● EXERCISE OBJECTIVE
Each record is to be given again without alteration.

(THE DATA begins)

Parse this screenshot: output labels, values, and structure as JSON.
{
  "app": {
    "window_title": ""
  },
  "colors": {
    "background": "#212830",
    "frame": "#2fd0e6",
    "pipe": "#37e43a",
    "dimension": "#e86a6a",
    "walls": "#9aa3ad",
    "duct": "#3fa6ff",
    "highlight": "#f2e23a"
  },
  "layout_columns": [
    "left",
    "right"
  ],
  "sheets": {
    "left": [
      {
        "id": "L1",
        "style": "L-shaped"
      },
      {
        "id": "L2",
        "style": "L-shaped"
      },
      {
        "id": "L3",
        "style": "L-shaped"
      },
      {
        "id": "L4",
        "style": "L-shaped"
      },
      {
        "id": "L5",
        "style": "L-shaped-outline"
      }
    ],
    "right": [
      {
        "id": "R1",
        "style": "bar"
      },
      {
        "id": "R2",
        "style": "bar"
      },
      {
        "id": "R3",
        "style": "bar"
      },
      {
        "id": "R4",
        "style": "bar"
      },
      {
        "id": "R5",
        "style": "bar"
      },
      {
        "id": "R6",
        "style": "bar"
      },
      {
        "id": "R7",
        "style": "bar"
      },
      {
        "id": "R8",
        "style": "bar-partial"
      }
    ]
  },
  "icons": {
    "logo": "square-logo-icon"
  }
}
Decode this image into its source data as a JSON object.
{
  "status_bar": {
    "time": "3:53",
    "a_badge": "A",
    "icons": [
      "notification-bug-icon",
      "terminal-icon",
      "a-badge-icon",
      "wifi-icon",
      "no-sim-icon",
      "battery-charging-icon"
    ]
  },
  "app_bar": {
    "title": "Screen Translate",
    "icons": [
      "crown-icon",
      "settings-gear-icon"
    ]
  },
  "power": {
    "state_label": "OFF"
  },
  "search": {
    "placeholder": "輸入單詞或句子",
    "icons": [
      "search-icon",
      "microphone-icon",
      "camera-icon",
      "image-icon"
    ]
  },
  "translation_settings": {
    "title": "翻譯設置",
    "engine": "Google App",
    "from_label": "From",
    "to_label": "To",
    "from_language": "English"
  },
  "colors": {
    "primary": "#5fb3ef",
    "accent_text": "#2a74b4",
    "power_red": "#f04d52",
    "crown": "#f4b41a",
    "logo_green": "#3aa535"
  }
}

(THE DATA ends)

● COMPLETED TASK
Parse this screenshot: output labels, values, and structure as JSON.
{
  "app": {
    "window_title": ""
  },
  "colors": {
    "background": "#212830",
    "frame": "#2fd0e6",
    "pipe": "#37e43a",
    "dimension": "#e86a6a",
    "walls": "#9aa3ad",
    "duct": "#3fa6ff",
    "highlight": "#f2e23a"
  },
  "layout_columns": [
    "left",
    "right"
  ],
  "sheets": {
    "left": [
      {
        "id": "L1",
        "style": "L-shaped"
      },
      {
        "id": "L2",
        "style": "L-shaped"
      },
      {
        "id": "L3",
        "style": "L-shaped"
      },
      {
        "id": "L4",
        "style": "L-shaped"
      },
      {
        "id": "L5",
        "style": "L-shaped-outline"
      }
    ],
    "right": [
      {
        "id": "R1",
        "style": "bar"
      },
      {
        "id": "R2",
        "style": "bar"
      },
      {
        "id": "R3",
        "style": "bar"
      },
      {
        "id": "R4",
        "style": "bar"
      },
      {
        "id": "R5",
        "style": "bar"
      },
      {
        "id": "R6",
        "style": "bar"
      },
      {
        "id": "R7",
        "style": "bar"
      },
      {
        "id": "R8",
        "style": "bar-partial"
      }
    ]
  },
  "icons": {
    "logo": "square-logo-icon"
  }
}
Decode this image into its source data as a JSON object.
{
  "status_bar": {
    "time": "3:53",
    "a_badge": "A",
    "icons": [
      "notification-bug-icon",
      "terminal-icon",
      "a-badge-icon",
      "wifi-icon",
      "no-sim-icon",
      "battery-charging-icon"
    ]
  },
  "app_bar": {
    "title": "Screen Translate",
    "icons": [
      "crown-icon",
      "settings-gear-icon"
    ]
  },
  "power": {
    "state_label": "OFF"
  },
  "search": {
    "placeholder": "輸入單詞或句子",
    "icons": [
      "search-icon",
      "microphone-icon",
      "camera-icon",
      "image-icon"
    ]
  },
  "translation_settings": {
    "title": "翻譯設置",
    "engine": "Google App",
    "from_label": "From",
    "to_label": "To",
    "from_language": "English"
  },
  "colors": {
    "primary": "#5fb3ef",
    "accent_text": "#2a74b4",
    "power_red": "#f04d52",
    "crown": "#f4b41a",
    "logo_green": "#3aa535"
  }
}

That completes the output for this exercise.